DNS reconnaissance is a piece of the data-gathering stage on a penetration test engagement. When a penetration tester is playing out, DNS surveillance is endeavoring to acquire as much data as he can in regards to the DNS servers and their records. The information that can be accumulated may unveil the network foundation of the organization without alarming the IDS/IPS. It is foreseeable that the majority of the organizations are not checking their DNS server traffic and those that do monitor the zone transfer endeavors.
One of the online DNS reconnaissances is “Robtex,” which uses various sources to gather public information about IP addresses, domain names, autonomous systems, hostnames, routes, etc. It then indexes the information in a big database and provides free access to the data.
To use this tool, visit the “https://www.robtex.com/“ webpage and type any target domain name to perform a DNS reconnaissance.
From the subsequent page, you can navigate further between the different tabs.

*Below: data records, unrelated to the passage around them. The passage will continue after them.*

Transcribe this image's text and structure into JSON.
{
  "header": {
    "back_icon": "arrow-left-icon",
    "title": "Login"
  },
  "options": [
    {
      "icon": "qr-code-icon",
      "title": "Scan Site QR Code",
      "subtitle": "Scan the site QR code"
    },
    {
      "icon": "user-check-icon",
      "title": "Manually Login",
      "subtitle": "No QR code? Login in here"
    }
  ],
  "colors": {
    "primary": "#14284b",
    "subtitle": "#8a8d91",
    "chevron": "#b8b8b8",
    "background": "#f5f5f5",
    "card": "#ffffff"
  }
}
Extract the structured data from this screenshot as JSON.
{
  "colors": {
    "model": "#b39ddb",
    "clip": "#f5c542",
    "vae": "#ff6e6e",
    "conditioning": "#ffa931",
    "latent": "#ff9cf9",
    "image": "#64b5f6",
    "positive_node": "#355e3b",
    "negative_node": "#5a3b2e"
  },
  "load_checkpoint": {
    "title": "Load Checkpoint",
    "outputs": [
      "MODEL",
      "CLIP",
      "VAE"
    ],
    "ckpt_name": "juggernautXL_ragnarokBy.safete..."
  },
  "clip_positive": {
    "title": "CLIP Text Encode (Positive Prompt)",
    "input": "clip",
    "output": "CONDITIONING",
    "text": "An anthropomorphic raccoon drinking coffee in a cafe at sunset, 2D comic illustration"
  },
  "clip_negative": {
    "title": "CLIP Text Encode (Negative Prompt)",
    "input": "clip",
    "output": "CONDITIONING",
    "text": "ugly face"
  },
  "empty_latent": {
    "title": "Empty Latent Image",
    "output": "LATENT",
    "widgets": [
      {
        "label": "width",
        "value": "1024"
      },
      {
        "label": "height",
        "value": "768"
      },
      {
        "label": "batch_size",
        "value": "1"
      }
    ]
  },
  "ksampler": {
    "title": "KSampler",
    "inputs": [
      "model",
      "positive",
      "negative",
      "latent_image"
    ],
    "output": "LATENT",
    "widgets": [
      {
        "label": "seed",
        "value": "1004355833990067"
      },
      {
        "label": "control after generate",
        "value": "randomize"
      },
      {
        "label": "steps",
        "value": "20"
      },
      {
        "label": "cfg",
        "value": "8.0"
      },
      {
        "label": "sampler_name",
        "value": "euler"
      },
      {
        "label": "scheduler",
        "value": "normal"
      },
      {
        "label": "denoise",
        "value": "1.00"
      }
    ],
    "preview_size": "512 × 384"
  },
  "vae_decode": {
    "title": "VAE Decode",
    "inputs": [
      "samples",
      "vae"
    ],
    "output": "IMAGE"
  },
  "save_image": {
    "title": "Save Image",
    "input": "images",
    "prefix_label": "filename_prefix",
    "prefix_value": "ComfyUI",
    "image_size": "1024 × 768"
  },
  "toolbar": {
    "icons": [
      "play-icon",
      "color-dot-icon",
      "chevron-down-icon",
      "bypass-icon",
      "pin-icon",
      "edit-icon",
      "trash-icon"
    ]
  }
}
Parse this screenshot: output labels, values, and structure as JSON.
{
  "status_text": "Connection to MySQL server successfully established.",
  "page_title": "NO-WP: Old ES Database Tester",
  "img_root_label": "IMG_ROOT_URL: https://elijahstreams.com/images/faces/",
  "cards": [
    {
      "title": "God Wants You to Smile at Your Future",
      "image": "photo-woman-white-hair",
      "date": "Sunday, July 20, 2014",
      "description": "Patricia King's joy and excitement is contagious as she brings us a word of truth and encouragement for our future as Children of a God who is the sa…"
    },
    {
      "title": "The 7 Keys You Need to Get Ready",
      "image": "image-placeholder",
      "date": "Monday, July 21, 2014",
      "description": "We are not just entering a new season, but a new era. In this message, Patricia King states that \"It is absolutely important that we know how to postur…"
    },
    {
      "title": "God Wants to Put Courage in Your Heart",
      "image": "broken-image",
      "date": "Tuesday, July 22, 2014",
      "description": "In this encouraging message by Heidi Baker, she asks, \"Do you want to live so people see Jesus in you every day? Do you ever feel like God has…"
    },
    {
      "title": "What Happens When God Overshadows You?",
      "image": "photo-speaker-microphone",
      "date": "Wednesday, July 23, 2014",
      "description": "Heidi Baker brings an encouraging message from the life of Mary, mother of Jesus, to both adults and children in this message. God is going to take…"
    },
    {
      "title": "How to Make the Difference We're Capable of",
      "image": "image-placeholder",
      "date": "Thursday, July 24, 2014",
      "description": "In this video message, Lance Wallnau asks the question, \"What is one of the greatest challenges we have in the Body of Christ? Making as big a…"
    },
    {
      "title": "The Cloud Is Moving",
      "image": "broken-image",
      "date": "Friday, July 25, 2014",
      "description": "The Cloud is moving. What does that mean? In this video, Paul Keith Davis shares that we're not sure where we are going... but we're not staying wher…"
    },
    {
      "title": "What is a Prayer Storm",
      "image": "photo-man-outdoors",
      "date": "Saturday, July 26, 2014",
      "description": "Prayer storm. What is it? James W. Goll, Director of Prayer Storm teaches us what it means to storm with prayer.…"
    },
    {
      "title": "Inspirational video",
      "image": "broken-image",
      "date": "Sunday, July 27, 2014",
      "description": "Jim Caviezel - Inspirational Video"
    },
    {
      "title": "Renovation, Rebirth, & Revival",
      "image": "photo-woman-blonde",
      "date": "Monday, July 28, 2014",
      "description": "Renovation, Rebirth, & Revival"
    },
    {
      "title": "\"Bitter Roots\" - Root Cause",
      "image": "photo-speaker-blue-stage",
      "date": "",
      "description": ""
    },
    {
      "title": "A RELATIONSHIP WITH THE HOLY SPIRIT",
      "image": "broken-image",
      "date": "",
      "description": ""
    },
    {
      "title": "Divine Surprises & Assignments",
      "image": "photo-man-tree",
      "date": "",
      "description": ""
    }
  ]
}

This tool searches for an IP number and gets which hostnames point to it. The reverse DNS records work not only for IP addresses but also for MX (mail server) records and NS (name server) records. It also makes a Whois lookup for a registered domain in different Whois databases to find contact information with the registration and expiration date.
Robtex can provide information on reverse DNS lookups. It will look for an IP address and determine which hostnames are associated with it. Not only do reverse DNS records function for IP addresses, but they also work for MX (mail server) and NS (name server) records.